The winner of the Los Angeles Times Book Prize in the mystery/thriller category is Tom Franklin's Crooked Letter, Crooked Letter. That was announced Friday, April 29.

And the Agatha Awards were announced Saturday, April 30, during the Malice Domestic conference.

The Agatha winners are:

Best Novel - Bury Your Dead by Louise Penny. This was Penny's fourth Agatha in a row.

Best Nonfiction - Agatha Christie's Secret Notebooks by John Curran

Best Children's/Young Adult - The Other Side of Dark by Sarah Smith

Best First Mystery Novel - The Long Quiche Goodbye by Avery Aames

Best Short Story - "So Much in Common" by Mary Jane Maffini, Ellery Queen Mystery Magazine - Sept./Oct. 2010

Mystery Scene congratulations all the winners

Agatha, La Times Winners
Oline Cogdill
agatha-la-times-winners

This is one of the award weeks for mystery fiction. The Edgars were announced Thursday, April 28. (See my previous post.)

The winner of the Los Angeles Times Book Prize in the mystery/thriller category is Tom Franklin's Crooked Letter, Crooked Letter. That was announced Friday, April 29.

And the Agatha Awards were announced Saturday, April 30, during the Malice Domestic conference.

The Agatha winners are:

Best Novel - Bury Your Dead by Louise Penny.

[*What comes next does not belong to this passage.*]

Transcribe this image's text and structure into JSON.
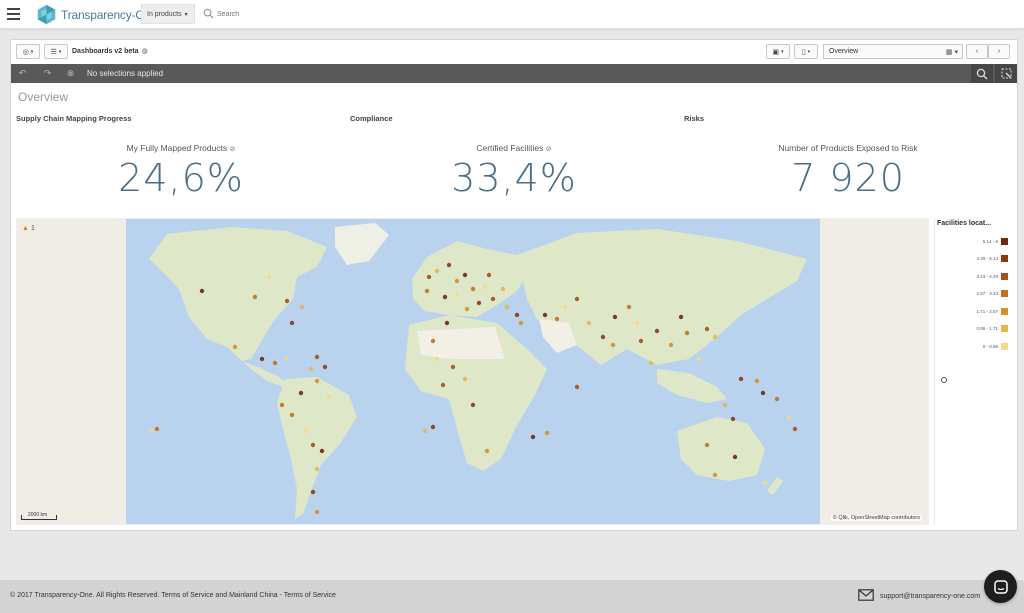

This was Penny's fourth Agatha in a row.

Best Nonfiction - Agatha Christie's Secret Notebooks by John Curran

Best Children's/Young Adult - The Other Side of Dark by Sarah Smith

Best First Mystery Novel - The Long Quiche Goodbye by Avery Aames

Best Short Story - "So Much in Common" by Mary Jane Maffini, Ellery Queen Mystery Magazine - Sept./Oct. 2010

Mystery Scene congratulations all the winners